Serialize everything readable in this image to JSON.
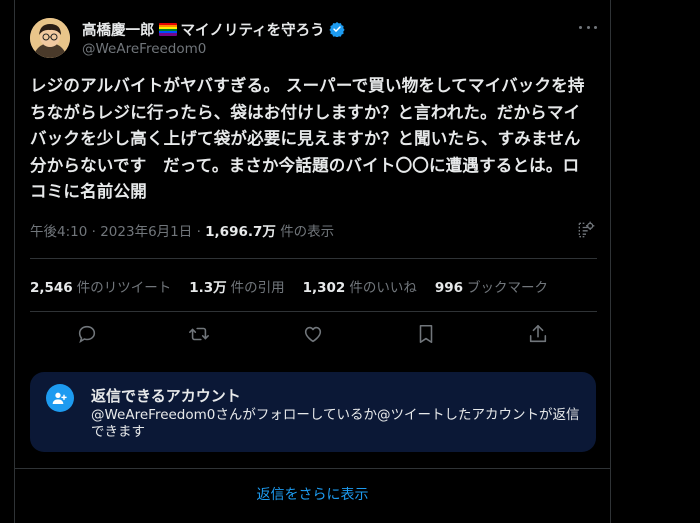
{
  "author": {
    "name": "高橋慶一郎",
    "name_suffix": "マイノリティを守ろう",
    "handle": "@WeAreFreedom0",
    "verified_color": "#1d9bf0"
  },
  "tweet": {
    "lines": [
      "レジのアルバイトがヤバすぎる。 スーパーで買い物をしてマイバックを持",
      "ちながらレジに行ったら、袋はお付けしますか？と言われた。だからマイ",
      "バックを少し高く上げて袋が必要に見えますか？と聞いたら、すみません",
      "分からないです　だって。まさか今話題のバイト〇〇に遭遇するとは。ロ",
      "コミに名前公開"
    ]
  },
  "meta": {
    "time": "午後4:10",
    "date": "2023年6月1日",
    "views_value": "1,696.7万",
    "views_label": "件の表示"
  },
  "stats": [
    {
      "value": "2,546",
      "label": "件のリツイート"
    },
    {
      "value": "1.3万",
      "label": "件の引用"
    },
    {
      "value": "1,302",
      "label": "件のいいね"
    },
    {
      "value": "996",
      "label": "ブックマーク"
    }
  ],
  "actions": [
    "reply-icon",
    "retweet-icon",
    "like-icon",
    "bookmark-icon",
    "share-icon"
  ],
  "reply_restriction": {
    "title": "返信できるアカウント",
    "description": "@WeAreFreedom0さんがフォローしているか@ツイートしたアカウントが返信できます"
  },
  "show_more_label": "返信をさらに表示",
  "colors": {
    "background": "#000000",
    "text": "#e7e9ea",
    "muted": "#71767b",
    "accent": "#1d9bf0",
    "reply_box": "#0b1836"
  }
}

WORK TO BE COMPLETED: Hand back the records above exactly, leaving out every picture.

TASK RESULT:
Serialize everything readable in this image to JSON.
{
  "author": {
    "name": "高橋慶一郎",
    "name_suffix": "マイノリティを守ろう",
    "handle": "@WeAreFreedom0",
    "verified_color": "#1d9bf0"
  },
  "tweet": {
    "lines": [
      "レジのアルバイトがヤバすぎる。 スーパーで買い物をしてマイバックを持",
      "ちながらレジに行ったら、袋はお付けしますか？と言われた。だからマイ",
      "バックを少し高く上げて袋が必要に見えますか？と聞いたら、すみません",
      "分からないです　だって。まさか今話題のバイト〇〇に遭遇するとは。ロ",
      "コミに名前公開"
    ]
  },
  "meta": {
    "time": "午後4:10",
    "date": "2023年6月1日",
    "views_value": "1,696.7万",
    "views_label": "件の表示"
  },
  "stats": [
    {
      "value": "2,546",
      "label": "件のリツイート"
    },
    {
      "value": "1.3万",
      "label": "件の引用"
    },
    {
      "value": "1,302",
      "label": "件のいいね"
    },
    {
      "value": "996",
      "label": "ブックマーク"
    }
  ],
  "actions": [
    "reply-icon",
    "retweet-icon",
    "like-icon",
    "bookmark-icon",
    "share-icon"
  ],
  "reply_restriction": {
    "title": "返信できるアカウント",
    "description": "@WeAreFreedom0さんがフォローしているか@ツイートしたアカウントが返信できます"
  },
  "show_more_label": "返信をさらに表示",
  "colors": {
    "background": "#000000",
    "text": "#e7e9ea",
    "muted": "#71767b",
    "accent": "#1d9bf0",
    "reply_box": "#0b1836"
  }
}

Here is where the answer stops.